You will probably be feeding your bees with fondant at the start of the year, so it is most important that they have good pollen sources locally.

Flowering Trees

Many trees which are excellent food sources for bees are too large for most gardens, eg horse chestnut
Willows – salix species are good for pollen
Almond, Flowering Cherry and plum (prunus species), Crab Apple (malus species) and similar early flowering fruit trees will provide both nectar and pollen
Hawthorn (crategus)

Shrubs

Berberis
Cotoneaster is a great favourite with bees, for both pollen and nectar
Doronicum
Mahonia
Philadelphus
Pyracantha
Ribes (flowering currant)
Rubus (raspberry and related fruit bushes)

Bulbs and Other Perennial Flowers

Crocus – all types provide rich sources of pollen
Cheiranthus and Erysimum – wallflowers for pollen and nectar
Galanthus – snowdrops are valuable because they flower so early
Muscari – grape hyacinth are good for pollen

Summer Plants for Bees

There is no shortage of excellent flowering plants in this season, but here are a few especially suitable for bees.

Flowering Trees and Shrubs

Acer (maple) most garden varieties provide nectar and pollen
Cytisus (broom
Escallonia for) hedging
Eucryphia
Hebe – long flowering season
Philadelphus (mock orange flower)
Roses with single flowers, eg rosa mundi, kiftsgate
Skimmia

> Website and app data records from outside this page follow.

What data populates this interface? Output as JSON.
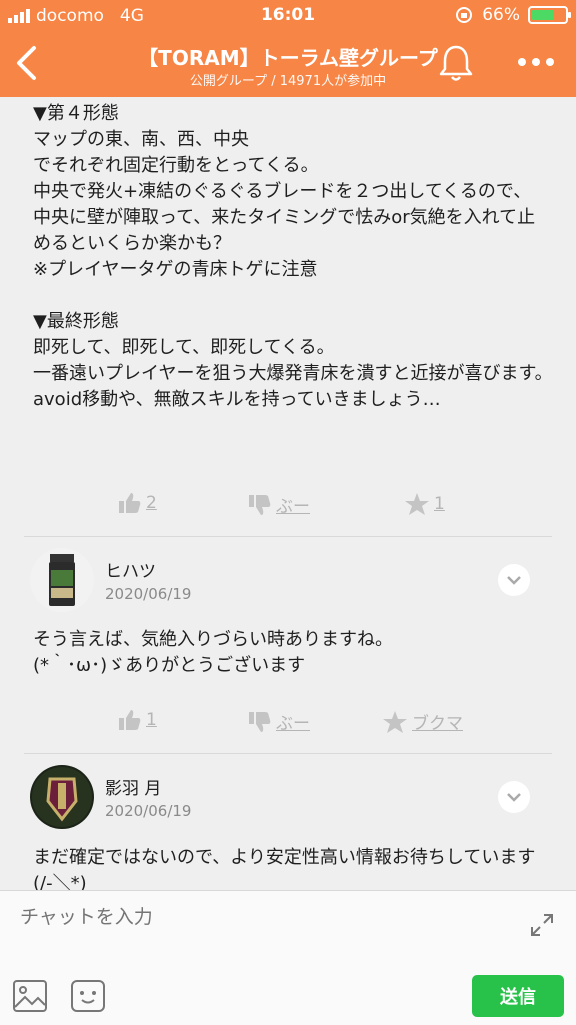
{
  "status_bar": {
    "carrier": "docomo",
    "network": "4G",
    "time": "16:01",
    "battery": "66%"
  },
  "header": {
    "title": "【TORAM】トーラム壁グループ",
    "subtitle": "公開グループ / 14971人が参加中"
  },
  "post": {
    "text": "▼第４形態\nマップの東、南、西、中央\nでそれぞれ固定行動をとってくる。\n中央で発火+凍結のぐるぐるブレードを２つ出してくるので、\n中央に壁が陣取って、来たタイミングで怯みor気絶を入れて止めるといくらか楽かも？\n※プレイヤータゲの青床トゲに注意\n\n▼最終形態\n即死して、即死して、即死してくる。\n一番遠いプレイヤーを狙う大爆発青床を潰すと近接が喜びます。\navoid移動や、無敵スキルを持っていきましょう…",
    "likes": "2",
    "boo": "ぶー",
    "stars": "1"
  },
  "comments": [
    {
      "name": "ヒハツ",
      "date": "2020/06/19",
      "text": "そう言えば、気絶入りづらい時ありますね。\n(*｀･ω･)ゞありがとうございます",
      "likes": "1",
      "boo": "ぶー",
      "bookmark": "ブクマ"
    },
    {
      "name": "影羽 月",
      "date": "2020/06/19",
      "text": "まだ確定ではないので、より安定性高い情報お待ちしています(/-＼*)"
    }
  ],
  "chat": {
    "placeholder": "チャットを入力",
    "send": "送信"
  },
  "colors": {
    "header": "#f78545",
    "send": "#28c24a",
    "battery": "#4cd964"
  }
}
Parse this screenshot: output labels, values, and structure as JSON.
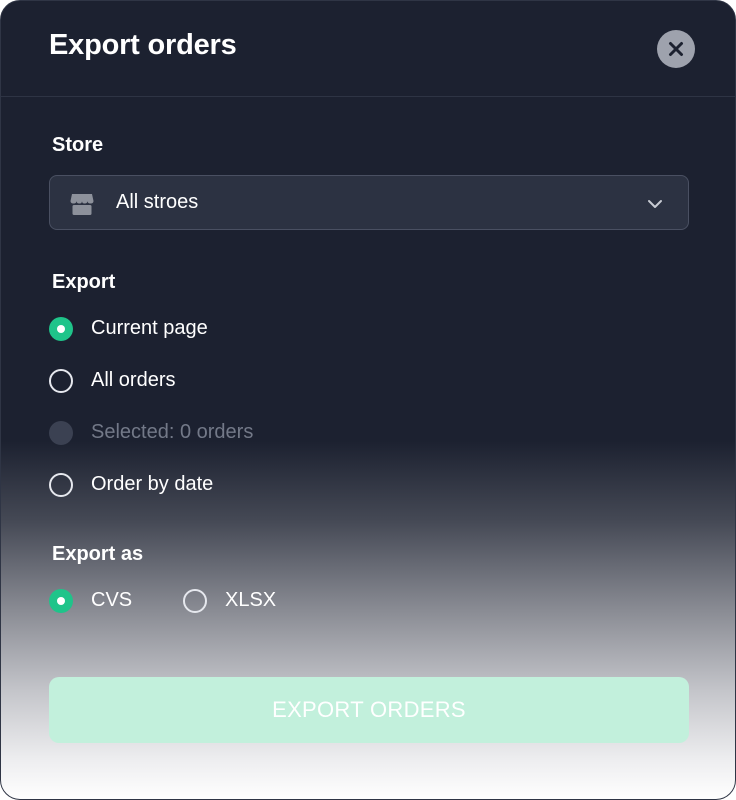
{
  "dialog": {
    "title": "Export orders"
  },
  "store": {
    "label": "Store",
    "selected": "All stroes",
    "icon": "store-icon"
  },
  "export_scope": {
    "label": "Export",
    "options": [
      {
        "label": "Current page",
        "checked": true,
        "disabled": false
      },
      {
        "label": "All orders",
        "checked": false,
        "disabled": false
      },
      {
        "label": "Selected: 0 orders",
        "checked": false,
        "disabled": true
      },
      {
        "label": "Order by date",
        "checked": false,
        "disabled": false
      }
    ]
  },
  "export_format": {
    "label": "Export as",
    "options": [
      {
        "label": "CVS",
        "checked": true
      },
      {
        "label": "XLSX",
        "checked": false
      }
    ]
  },
  "actions": {
    "export_label": "EXPORT ORDERS"
  },
  "colors": {
    "background": "#1c2130",
    "accent": "#1fc48a",
    "button": "#c2f0dc"
  }
}
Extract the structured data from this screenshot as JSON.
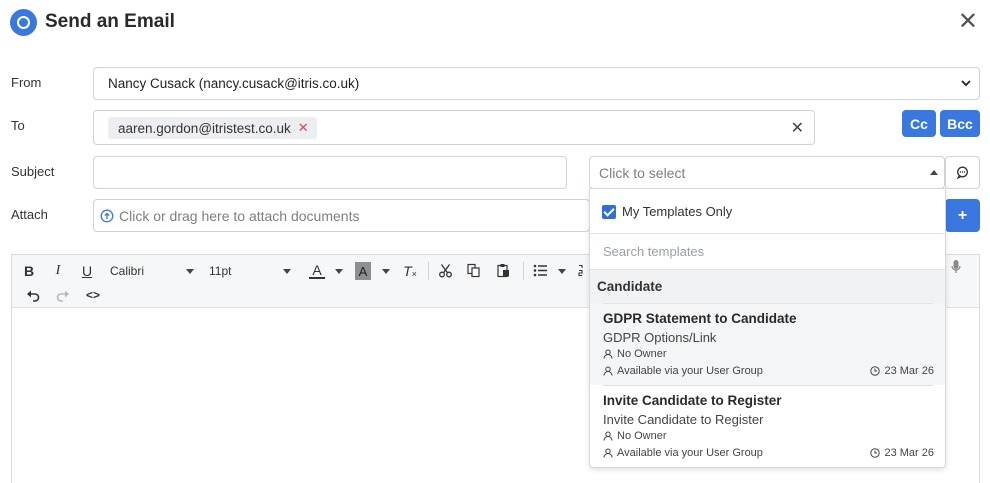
{
  "window": {
    "title": "Send an Email"
  },
  "labels": {
    "from": "From",
    "to": "To",
    "subject": "Subject",
    "attach": "Attach"
  },
  "from": {
    "value": "Nancy Cusack (nancy.cusack@itris.co.uk)"
  },
  "to": {
    "recipients": [
      "aaren.gordon@itristest.co.uk"
    ]
  },
  "buttons": {
    "cc": "Cc",
    "bcc": "Bcc",
    "add": "+"
  },
  "subject": {
    "value": "",
    "placeholder": ""
  },
  "template_select": {
    "placeholder": "Click to select"
  },
  "attach": {
    "placeholder": "Click or drag here to attach documents"
  },
  "editor": {
    "font_family": "Calibri",
    "font_size": "11pt",
    "body_text": ""
  },
  "template_dropdown": {
    "my_templates_only_label": "My Templates Only",
    "my_templates_only_checked": true,
    "search_placeholder": "Search templates",
    "group": "Candidate",
    "templates": [
      {
        "name": "GDPR Statement to Candidate",
        "description": "GDPR Options/Link",
        "owner": "No Owner",
        "availability": "Available via your User Group",
        "date": "23 Mar 26"
      },
      {
        "name": "Invite Candidate to Register",
        "description": "Invite Candidate to Register",
        "owner": "No Owner",
        "availability": "Available via your User Group",
        "date": "23 Mar 26"
      }
    ]
  },
  "icons": [
    "app-logo-icon",
    "close-icon",
    "chevron-down-icon",
    "remove-icon",
    "clear-icon",
    "chat-icon",
    "cloud-upload-icon",
    "bold-icon",
    "italic-icon",
    "underline-icon",
    "font-color-icon",
    "highlight-icon",
    "clear-format-icon",
    "cut-icon",
    "copy-icon",
    "paste-icon",
    "bullet-list-icon",
    "numbered-list-icon",
    "undo-icon",
    "redo-icon",
    "source-code-icon",
    "microphone-icon",
    "user-icon",
    "clock-icon"
  ],
  "colors": {
    "accent": "#3a78e0",
    "remove": "#e04545"
  }
}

Annual and Perennial Flowers

Aubretia – long flowering season
Centauria (cornflower)
Echium
All native geraniums [NB NOT pelargonium]
Helianthus (Sunflower)
Impatiens
Kniphofia (red-hot pokers)
Lilium -excellent for pollen
Lavatera (mallow)
Limanthes douglasii (poached egg plant)
Lithodora
Nepeta (cat nip)
Papaver (poppies)  excellent for pollen
Phacelia tanacetifolia
Romneya coulteri (californian poppy)
Solidago (Golden Rod)

Herbs are good for bees

Boragio and related herbs like comfrey
Lavandula (lavender)
Mentha (mint)
Origanum (marjoram, oregano)
Rosemarinus (rosemary)
Thymus (thyme)

Late Summer – Autumn Plants for Bees

Asters, especially multiple heads like Michaelmas daisies
Calluna (ling heather)
Erica (bell heather)
Gaillardia
Hydrangea (choose lace-cap varieties)
Hypericum (rose of sharon)
Lamium (dead nettles)
Nemophila (shoo-fly plant)
Sedum (ice plant)
Stranvaesia

Plants Dangerous to Bees

Aesculus californica [Red horsechestnut – California Buckeye] – Common
Gelsemium sempervirens [Yellow jessamine] – Uncommon
Zigadenus glaberrimus [Sandbog Deathcamas] – Very unusual

Honey Dangerous to Humans?

Rhododendron Ponticum
Coriaria arborea [Tutu bush] New Zealand
Both of these plants may produce honey toxic to humans if  they are exclusive sources for the nectar, but the bees suffer no ill-effects.